IT departments can successfully manage a successful tablet deployment by following a four-step program that includes basing policy on the end-user.
As tablets inundate the workplace, IT organizations have a major challenge: giving users easy access to corporate applications and business information crucial to their jobs, while maintaining the security of the asset and integrity of transactions.
While daunting, this challenge is hardly insurmountable.
In fact, a CIO can drive a successful tablet-management program by focusing on four key practices.
Base your policy on the end-user’s perspective. To develop a rational policy, you must first understand how your workers will use their tablets on the job. Identify the use-case scenarios you’ll need to accommodate by profiling the employees through web-based surveys.

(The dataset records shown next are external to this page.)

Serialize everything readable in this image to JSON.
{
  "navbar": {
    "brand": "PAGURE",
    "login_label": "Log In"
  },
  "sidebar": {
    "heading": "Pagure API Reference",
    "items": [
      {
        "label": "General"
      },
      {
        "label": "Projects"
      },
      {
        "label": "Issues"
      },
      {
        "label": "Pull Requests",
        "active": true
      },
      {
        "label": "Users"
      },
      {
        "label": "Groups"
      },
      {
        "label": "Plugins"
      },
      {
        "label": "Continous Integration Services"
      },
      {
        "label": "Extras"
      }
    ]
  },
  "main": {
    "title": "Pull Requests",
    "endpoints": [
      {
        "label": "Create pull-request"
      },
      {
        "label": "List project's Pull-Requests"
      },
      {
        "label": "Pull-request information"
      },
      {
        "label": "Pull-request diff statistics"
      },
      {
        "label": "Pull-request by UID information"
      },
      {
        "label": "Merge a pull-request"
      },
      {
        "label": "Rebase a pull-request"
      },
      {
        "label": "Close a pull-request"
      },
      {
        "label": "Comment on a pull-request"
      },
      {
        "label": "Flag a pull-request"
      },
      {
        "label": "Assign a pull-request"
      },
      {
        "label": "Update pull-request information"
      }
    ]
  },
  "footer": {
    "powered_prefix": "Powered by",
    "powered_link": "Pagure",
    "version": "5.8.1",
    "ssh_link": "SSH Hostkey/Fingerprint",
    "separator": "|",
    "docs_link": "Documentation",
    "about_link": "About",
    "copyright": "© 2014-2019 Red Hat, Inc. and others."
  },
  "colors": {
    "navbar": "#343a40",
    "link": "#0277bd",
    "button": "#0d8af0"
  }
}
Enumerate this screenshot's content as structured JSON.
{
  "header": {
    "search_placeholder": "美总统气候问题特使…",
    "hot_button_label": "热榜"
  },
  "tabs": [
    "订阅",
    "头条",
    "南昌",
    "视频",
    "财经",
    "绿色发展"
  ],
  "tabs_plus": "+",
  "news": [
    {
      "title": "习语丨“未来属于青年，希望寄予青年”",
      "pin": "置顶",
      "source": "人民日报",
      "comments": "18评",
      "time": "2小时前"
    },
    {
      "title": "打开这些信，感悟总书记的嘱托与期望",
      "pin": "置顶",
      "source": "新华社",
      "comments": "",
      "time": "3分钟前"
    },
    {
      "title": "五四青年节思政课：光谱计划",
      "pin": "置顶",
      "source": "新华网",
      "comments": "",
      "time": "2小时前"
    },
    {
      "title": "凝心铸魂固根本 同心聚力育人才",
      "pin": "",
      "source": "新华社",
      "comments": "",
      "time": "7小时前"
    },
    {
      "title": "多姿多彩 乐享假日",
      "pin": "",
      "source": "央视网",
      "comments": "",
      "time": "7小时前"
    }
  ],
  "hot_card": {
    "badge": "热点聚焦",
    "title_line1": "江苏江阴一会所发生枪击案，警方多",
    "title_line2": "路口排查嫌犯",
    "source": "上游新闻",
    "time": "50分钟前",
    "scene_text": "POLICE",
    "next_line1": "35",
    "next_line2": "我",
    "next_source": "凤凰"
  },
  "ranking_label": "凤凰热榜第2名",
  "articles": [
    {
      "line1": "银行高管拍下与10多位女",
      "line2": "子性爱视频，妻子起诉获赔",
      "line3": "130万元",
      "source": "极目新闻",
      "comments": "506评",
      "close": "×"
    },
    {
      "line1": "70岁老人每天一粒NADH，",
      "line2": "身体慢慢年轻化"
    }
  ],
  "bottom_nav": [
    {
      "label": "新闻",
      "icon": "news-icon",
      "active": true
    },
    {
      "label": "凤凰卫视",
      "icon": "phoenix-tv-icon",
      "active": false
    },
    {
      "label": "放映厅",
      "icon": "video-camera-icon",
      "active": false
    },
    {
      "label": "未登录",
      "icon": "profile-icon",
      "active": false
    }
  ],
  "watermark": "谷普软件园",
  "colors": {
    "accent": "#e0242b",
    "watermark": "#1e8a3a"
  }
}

By understanding the range of issues you’ll have to deal with – workers’ expectations about access to corporate resources, potential security vulnerabilities, expectations for ongoing and remedial IT support – you can align your support resources and solutions to be proactive. At the same time, leverage collaborative methods, such as knowledge bases, that today’s information worker is accustomed to using.
Invest in a Mobile Device Management (MDM) solution. Implement a plan within your IT asset management lifecycle to account for mobile devices from request to replenishment, and for ancillary items such as phone and data plans. This will give you not just a view of the costs, but also a method of providing support, froremote diagnostics to proactive performance management. These solutions also put you firmly on the path to implementing end-to-end security for data, device, enterprise applications and the network.
Align your company’s end-user support to workers’ needs. IT support services in the mobile environment are all about the quality of the end user’s experience – easily and securely accessing resources and staying productive 24/7. It helps to anchor your support scheme in end-user experience monitoring and use software tools to gather information about how workers employ their tablets. Use this information to empower the workers to provision their tablets as necessary and to predict and prevent service events that could impact their productivity. Lastly, it’s prudent to make sure that you’re providing a panoply of channels – chat, e-mail and the web, in addition to traditional phone-based help desk.
Pilot programs. Well planned and designed, time-bound pilot programs are great for gauging the potential effectiveness of a proposed tablet-management initiative. You can use them to make adjustments before extending the program to the entire population.
Above all, successfully managing tablets in the enterprise requires an attitudinal change on IT’s part. Traditional, top-down methods won’t work to control a user-driven movement. Ultimately, the employees’ zeal for flexible access to productivity tools and the corporate resources they need to do their jobs will be the prime factor in shaping IT policies. User needs must be the framework for any stable, forward-looking management strategy for tablets.